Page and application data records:
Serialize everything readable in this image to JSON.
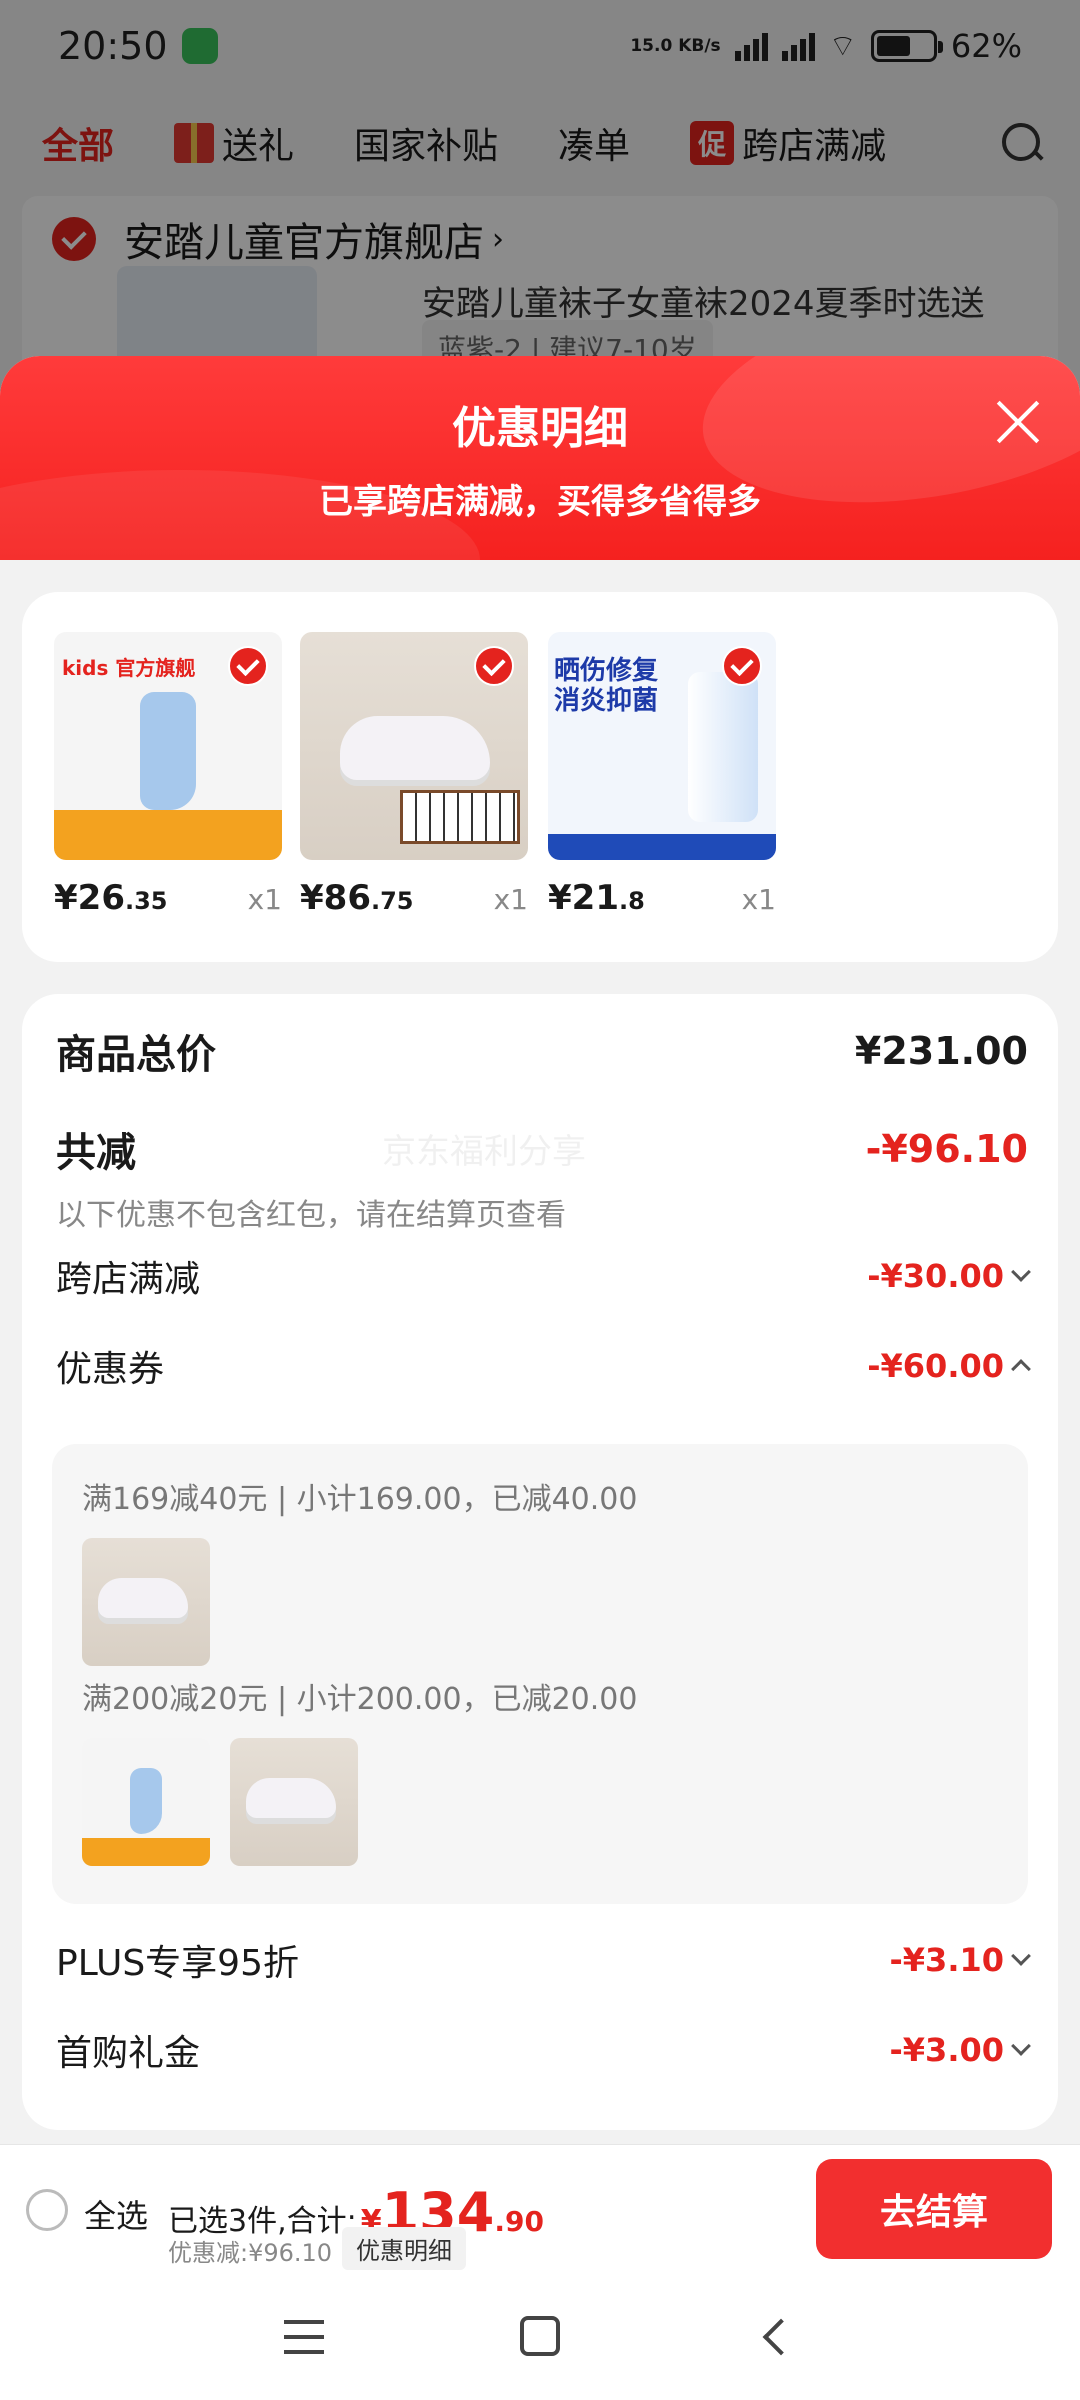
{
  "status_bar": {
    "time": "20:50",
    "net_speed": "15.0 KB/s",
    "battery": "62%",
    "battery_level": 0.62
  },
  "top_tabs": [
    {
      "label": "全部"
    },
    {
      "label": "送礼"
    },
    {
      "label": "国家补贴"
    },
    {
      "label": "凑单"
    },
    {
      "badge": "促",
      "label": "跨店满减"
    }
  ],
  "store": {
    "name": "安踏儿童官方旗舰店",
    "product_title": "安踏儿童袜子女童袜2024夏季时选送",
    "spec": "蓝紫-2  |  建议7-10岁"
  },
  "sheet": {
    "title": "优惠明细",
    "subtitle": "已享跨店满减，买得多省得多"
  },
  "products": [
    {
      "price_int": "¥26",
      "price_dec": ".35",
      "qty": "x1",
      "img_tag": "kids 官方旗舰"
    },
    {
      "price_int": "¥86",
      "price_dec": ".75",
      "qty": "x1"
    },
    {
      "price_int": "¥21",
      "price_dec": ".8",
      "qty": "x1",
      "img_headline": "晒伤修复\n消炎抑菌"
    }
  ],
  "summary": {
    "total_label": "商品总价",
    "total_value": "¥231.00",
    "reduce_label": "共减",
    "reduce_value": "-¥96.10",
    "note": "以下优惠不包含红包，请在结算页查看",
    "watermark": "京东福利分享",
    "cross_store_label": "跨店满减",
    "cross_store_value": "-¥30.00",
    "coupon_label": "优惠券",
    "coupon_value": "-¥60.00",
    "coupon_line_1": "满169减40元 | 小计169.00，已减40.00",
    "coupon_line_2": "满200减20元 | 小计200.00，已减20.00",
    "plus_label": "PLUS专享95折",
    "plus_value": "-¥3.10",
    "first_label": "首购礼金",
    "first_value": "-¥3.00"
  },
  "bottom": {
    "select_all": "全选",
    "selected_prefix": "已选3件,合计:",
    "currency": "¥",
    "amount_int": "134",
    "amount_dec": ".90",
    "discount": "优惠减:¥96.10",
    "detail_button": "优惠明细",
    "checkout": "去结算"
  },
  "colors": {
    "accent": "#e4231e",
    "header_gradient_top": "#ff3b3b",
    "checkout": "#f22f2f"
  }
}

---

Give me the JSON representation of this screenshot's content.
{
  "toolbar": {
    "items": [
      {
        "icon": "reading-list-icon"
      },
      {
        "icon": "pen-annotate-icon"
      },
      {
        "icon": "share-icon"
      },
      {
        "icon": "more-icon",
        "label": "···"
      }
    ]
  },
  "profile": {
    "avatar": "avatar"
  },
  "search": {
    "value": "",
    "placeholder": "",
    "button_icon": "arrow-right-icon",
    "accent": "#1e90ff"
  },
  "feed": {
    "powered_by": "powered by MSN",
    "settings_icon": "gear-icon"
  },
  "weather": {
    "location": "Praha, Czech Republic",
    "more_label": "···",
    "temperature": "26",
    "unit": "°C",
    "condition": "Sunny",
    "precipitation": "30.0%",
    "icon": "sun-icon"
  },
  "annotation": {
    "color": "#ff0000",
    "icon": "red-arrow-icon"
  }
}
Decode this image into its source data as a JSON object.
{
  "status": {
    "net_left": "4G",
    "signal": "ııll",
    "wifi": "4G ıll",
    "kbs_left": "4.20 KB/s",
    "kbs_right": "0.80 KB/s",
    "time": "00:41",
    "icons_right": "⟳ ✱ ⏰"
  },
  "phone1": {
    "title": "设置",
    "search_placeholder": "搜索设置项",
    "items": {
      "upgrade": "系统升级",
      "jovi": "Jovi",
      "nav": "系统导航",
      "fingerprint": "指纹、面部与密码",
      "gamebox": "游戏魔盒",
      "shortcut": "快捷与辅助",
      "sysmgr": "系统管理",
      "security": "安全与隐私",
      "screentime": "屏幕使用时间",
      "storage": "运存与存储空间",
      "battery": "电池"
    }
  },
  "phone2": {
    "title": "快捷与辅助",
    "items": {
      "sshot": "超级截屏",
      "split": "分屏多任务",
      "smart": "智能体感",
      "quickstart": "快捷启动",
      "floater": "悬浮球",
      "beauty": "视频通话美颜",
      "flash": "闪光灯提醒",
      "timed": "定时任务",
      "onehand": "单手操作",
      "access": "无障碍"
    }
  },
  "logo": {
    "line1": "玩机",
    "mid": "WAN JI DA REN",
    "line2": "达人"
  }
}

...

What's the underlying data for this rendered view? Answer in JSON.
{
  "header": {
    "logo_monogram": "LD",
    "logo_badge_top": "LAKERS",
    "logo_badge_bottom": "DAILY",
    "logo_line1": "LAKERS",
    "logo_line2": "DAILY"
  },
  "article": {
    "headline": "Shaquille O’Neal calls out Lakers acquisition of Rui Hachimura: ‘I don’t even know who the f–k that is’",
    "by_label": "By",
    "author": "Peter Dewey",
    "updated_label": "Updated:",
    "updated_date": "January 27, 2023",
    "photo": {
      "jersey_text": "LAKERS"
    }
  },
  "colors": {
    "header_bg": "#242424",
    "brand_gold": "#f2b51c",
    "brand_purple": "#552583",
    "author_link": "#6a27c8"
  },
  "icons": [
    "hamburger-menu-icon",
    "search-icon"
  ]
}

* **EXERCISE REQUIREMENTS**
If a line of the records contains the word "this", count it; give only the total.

* **EXPECTED ANSWER**
4